I don’t know who Ishmael Abrahams is, but he has a good overview of how one’s presuppositions drive the conclusions we draw about evidence. He also debunks anti-creationist skeptics:

Kachina Bridge Dinosaur Petroglyph


Michael Reagan, adopted son of Ronald Reagan, remembers the assassination attempt on his dad that took place 30 years ago this week.

On the 30th Anniversary of the Assassination Attempt of Ronald Reagan

I was in 6th grade when it happened. I came home after school to find my parents watching the news coverage (at that time only 3 channels), and even the independent stations out of St. Louis were covering it. Being historically unaware, I was just annoyed I couldn’t see the Brady Bunch re-runs. That weekend, SNL did their famous Buckwheat has been shot skit with Eddie Murphy that mocked the endless, wall-to-wall coverage of the event. If you are ever in LA, you have to stop by the Ronald Reagan Library. They have revamped the place and the section highlighting the assassination attempt is awesome.

And as a footnote: If any of my kids grow up to be a bitter ingrate that spends his every waking moments doing nothing but dragging my memory through the dirty like that dopey Ron Reagan Jr., I swear hear and now that I will personally haunt him from the grave.


Because China is an odd mixture of modern day life and 19th century peasant life, there has been an significant problem with major road accidents between cars and trucks and people on bicycles. In some cases, three or four people on a weird, tricycle contraption. We’re talking getting broadsided big time.

There is one notorious intersection where video cameras record almost daily major collisions.
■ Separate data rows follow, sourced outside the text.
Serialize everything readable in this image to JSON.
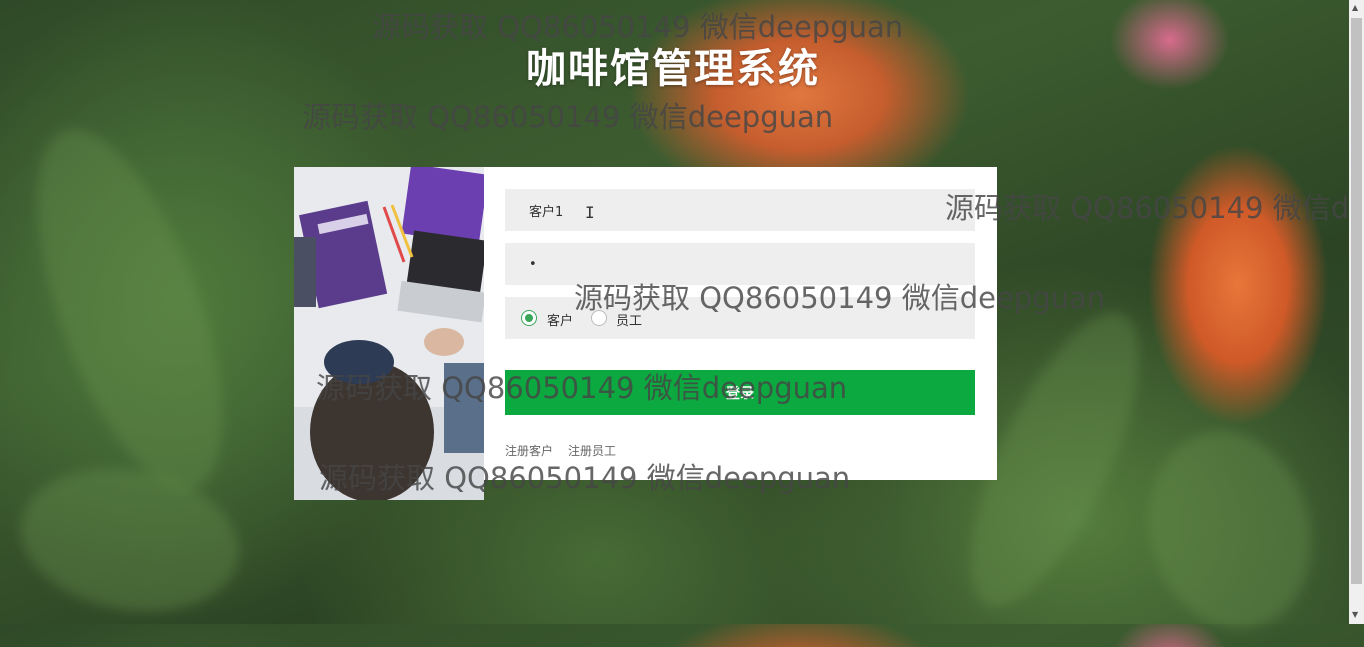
{
  "title": "咖啡馆管理系统",
  "form": {
    "username_value": "客户1",
    "password_value": "•",
    "role_options": [
      "客户",
      "员工"
    ],
    "selected_role": "客户",
    "login_label": "登录",
    "register_links": [
      "注册客户",
      "注册员工"
    ]
  },
  "watermark_text": "源码获取 QQ86050149 微信deepguan",
  "colors": {
    "login_button": "#0ca840",
    "radio_selected": "#3aa65a",
    "field_bg": "#eeeeee"
  }
}
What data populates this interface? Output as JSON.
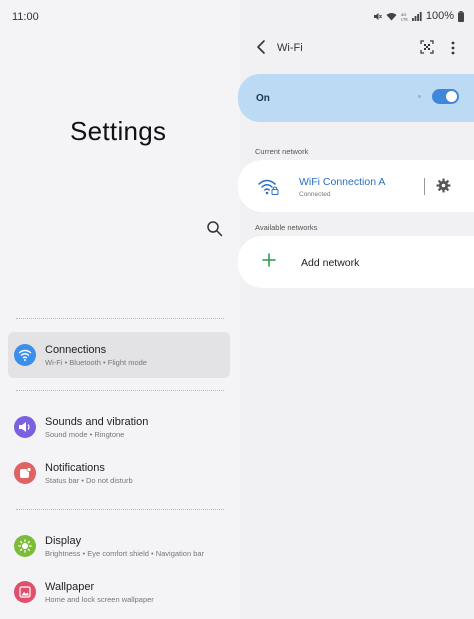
{
  "status_bar": {
    "time": "11:00",
    "battery": "100%",
    "icons": [
      "mute-icon",
      "wifi-status-icon",
      "volte-icon",
      "signal-icon",
      "battery-icon"
    ]
  },
  "left": {
    "title": "Settings",
    "menu": [
      {
        "title": "Connections",
        "subtitle": "Wi-Fi  •  Bluetooth  •  Flight mode",
        "icon": "wifi-icon",
        "color": "#3b8eea",
        "selected": true
      },
      {
        "title": "Sounds and vibration",
        "subtitle": "Sound mode  •  Ringtone",
        "icon": "volume-icon",
        "color": "#7b61e0"
      },
      {
        "title": "Notifications",
        "subtitle": "Status bar  •  Do not disturb",
        "icon": "notification-icon",
        "color": "#e06262"
      },
      {
        "title": "Display",
        "subtitle": "Brightness  •  Eye comfort shield  •  Navigation bar",
        "icon": "brightness-icon",
        "color": "#7dbb3a"
      },
      {
        "title": "Wallpaper",
        "subtitle": "Home and lock screen wallpaper",
        "icon": "wallpaper-icon",
        "color": "#e04f6d"
      }
    ]
  },
  "right": {
    "title": "Wi-Fi",
    "on_label": "On",
    "toggle_on": true,
    "current_network_label": "Current network",
    "current_network": {
      "name": "WiFi Connection A",
      "status": "Connected"
    },
    "available_networks_label": "Available networks",
    "add_network_label": "Add network"
  },
  "colors": {
    "accent": "#3f87d9",
    "on_card": "#bcdaf3",
    "network_name": "#2a6fc0",
    "add_plus": "#2e9a48"
  }
}
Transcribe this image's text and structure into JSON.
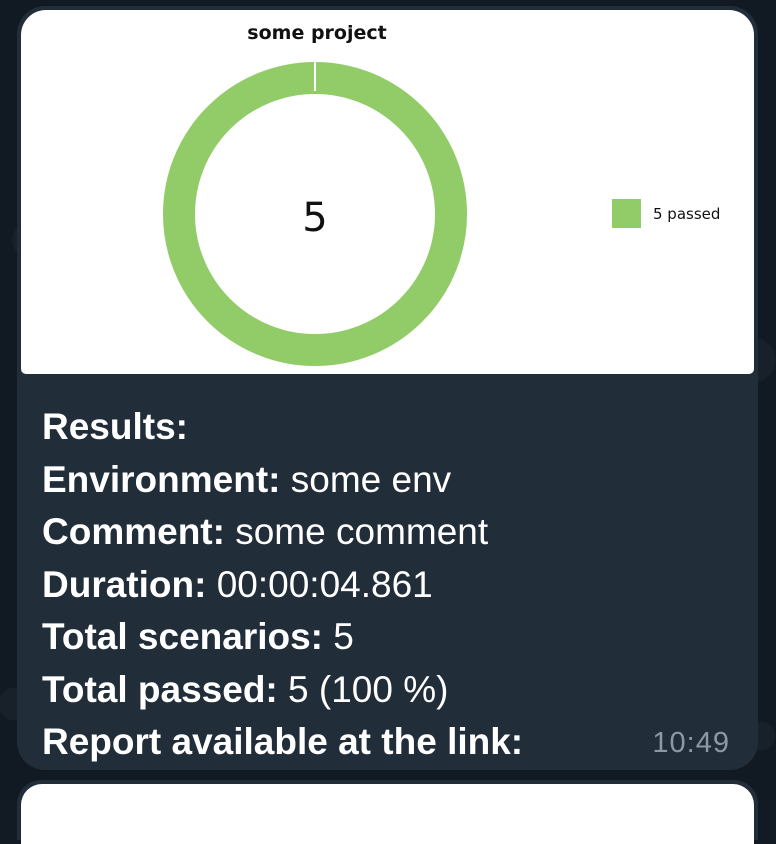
{
  "chart_data": {
    "type": "pie",
    "title": "some project",
    "categories": [
      "5 passed"
    ],
    "values": [
      5
    ],
    "center_label": "5",
    "legend_position": "right",
    "colors": [
      "#92cc68"
    ]
  },
  "message": {
    "lines": [
      {
        "label": "Results:",
        "value": ""
      },
      {
        "label": "Environment:",
        "value": " some env"
      },
      {
        "label": "Comment:",
        "value": " some comment"
      },
      {
        "label": "Duration:",
        "value": " 00:00:04.861"
      },
      {
        "label": "Total scenarios:",
        "value": " 5"
      },
      {
        "label": "Total passed:",
        "value": " 5 (100 %)"
      },
      {
        "label": "Report available at the link:",
        "value": ""
      }
    ],
    "time": "10:49"
  },
  "theme": {
    "bubble_color": "#222d3a",
    "background_color": "#111a23",
    "passed_color": "#92cc68",
    "timestamp_color": "#8d98a4"
  }
}
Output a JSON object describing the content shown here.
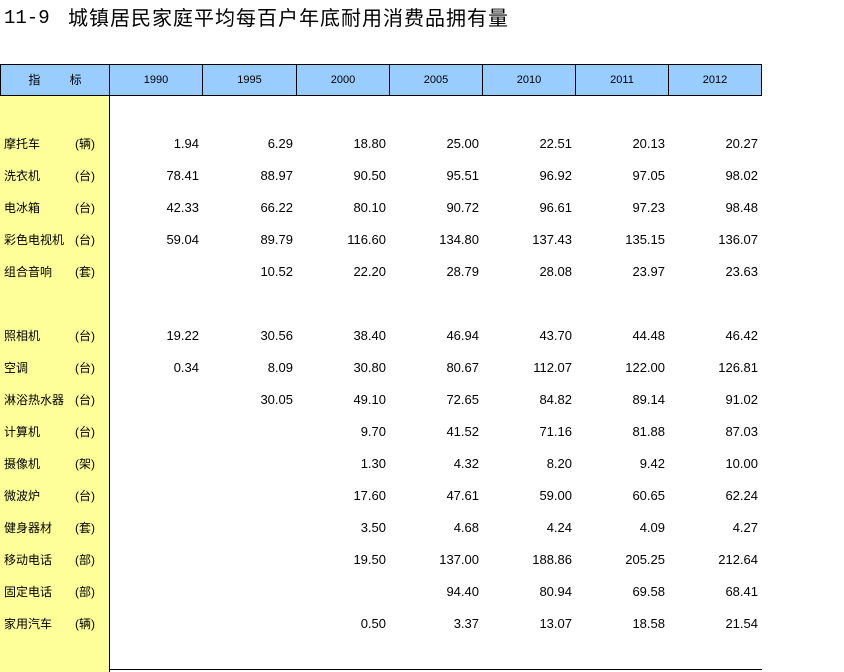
{
  "title": {
    "number": "11-9",
    "text": "城镇居民家庭平均每百户年底耐用消费品拥有量"
  },
  "colors": {
    "header_bg": "#99CCFF",
    "label_column_bg": "#FFFF99",
    "rule": "#000000"
  },
  "table": {
    "indicator_header": "指    标",
    "years": [
      "1990",
      "1995",
      "2000",
      "2005",
      "2010",
      "2011",
      "2012"
    ],
    "rows": [
      {
        "name": "摩托车",
        "unit": "(辆)",
        "values": [
          "1.94",
          "6.29",
          "18.80",
          "25.00",
          "22.51",
          "20.13",
          "20.27"
        ]
      },
      {
        "name": "洗衣机",
        "unit": "(台)",
        "values": [
          "78.41",
          "88.97",
          "90.50",
          "95.51",
          "96.92",
          "97.05",
          "98.02"
        ]
      },
      {
        "name": "电冰箱",
        "unit": "(台)",
        "values": [
          "42.33",
          "66.22",
          "80.10",
          "90.72",
          "96.61",
          "97.23",
          "98.48"
        ]
      },
      {
        "name": "彩色电视机",
        "unit": "(台)",
        "values": [
          "59.04",
          "89.79",
          "116.60",
          "134.80",
          "137.43",
          "135.15",
          "136.07"
        ]
      },
      {
        "name": "组合音响",
        "unit": "(套)",
        "values": [
          "",
          "10.52",
          "22.20",
          "28.79",
          "28.08",
          "23.97",
          "23.63"
        ]
      },
      {
        "name": "照相机",
        "unit": "(台)",
        "values": [
          "19.22",
          "30.56",
          "38.40",
          "46.94",
          "43.70",
          "44.48",
          "46.42"
        ]
      },
      {
        "name": "空调",
        "unit": "(台)",
        "values": [
          "0.34",
          "8.09",
          "30.80",
          "80.67",
          "112.07",
          "122.00",
          "126.81"
        ]
      },
      {
        "name": "淋浴热水器",
        "unit": "(台)",
        "values": [
          "",
          "30.05",
          "49.10",
          "72.65",
          "84.82",
          "89.14",
          "91.02"
        ]
      },
      {
        "name": "计算机",
        "unit": "(台)",
        "values": [
          "",
          "",
          "9.70",
          "41.52",
          "71.16",
          "81.88",
          "87.03"
        ]
      },
      {
        "name": "摄像机",
        "unit": "(架)",
        "values": [
          "",
          "",
          "1.30",
          "4.32",
          "8.20",
          "9.42",
          "10.00"
        ]
      },
      {
        "name": "微波炉",
        "unit": "(台)",
        "values": [
          "",
          "",
          "17.60",
          "47.61",
          "59.00",
          "60.65",
          "62.24"
        ]
      },
      {
        "name": "健身器材",
        "unit": "(套)",
        "values": [
          "",
          "",
          "3.50",
          "4.68",
          "4.24",
          "4.09",
          "4.27"
        ]
      },
      {
        "name": "移动电话",
        "unit": "(部)",
        "values": [
          "",
          "",
          "19.50",
          "137.00",
          "188.86",
          "205.25",
          "212.64"
        ]
      },
      {
        "name": "固定电话",
        "unit": "(部)",
        "values": [
          "",
          "",
          "",
          "94.40",
          "80.94",
          "69.58",
          "68.41"
        ]
      },
      {
        "name": "家用汽车",
        "unit": "(辆)",
        "values": [
          "",
          "",
          "0.50",
          "3.37",
          "13.07",
          "18.58",
          "21.54"
        ]
      }
    ]
  }
}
It’s like watching those driver’s ed. slasher films you’d see in high school like Red Asphalt. Be warned (BE WARNED), The clips are not gory by any means, but they will make you cover your mouth and gasp loudly, “Oh my,” because we all know that when a person riding a bike gets creamed by a car, it usually doesn’t turn out well for the guy on the bike.

Shocking Chinese Traffic Video

Just as a digression, there is a rather vocal group of cycling enthusiasts here where I live and they think that because CA is a pedestrian friendly state and has made it legal for them to ride their bikes in the traffic with cars, motorists need to share the road with them. But if I am hit by a car, it doesn’t matter if I was in my right to ride in traffic and if the motorist is hauled off to jail, I am still left paralyzed, or worse, dead.

But any how,

I appreciated one comment,

This is the result of socialism. Life has no value, only the state. Most of the people are so poor they can hardly eat. The Party doesn’t care. It is consumed only with its own survival.

If Obama and the LEFT wins here, it will be the same. Marxism never raises the standard of living for the masses, only for the govt elite. That is what the Democrats, Soros, the globalists are after. I have seen documentaries on Lenin’s Russia, Stalins Russia and Cuba. My brother-in-law escaped the communist takeover of Hungary, his parents didn’t.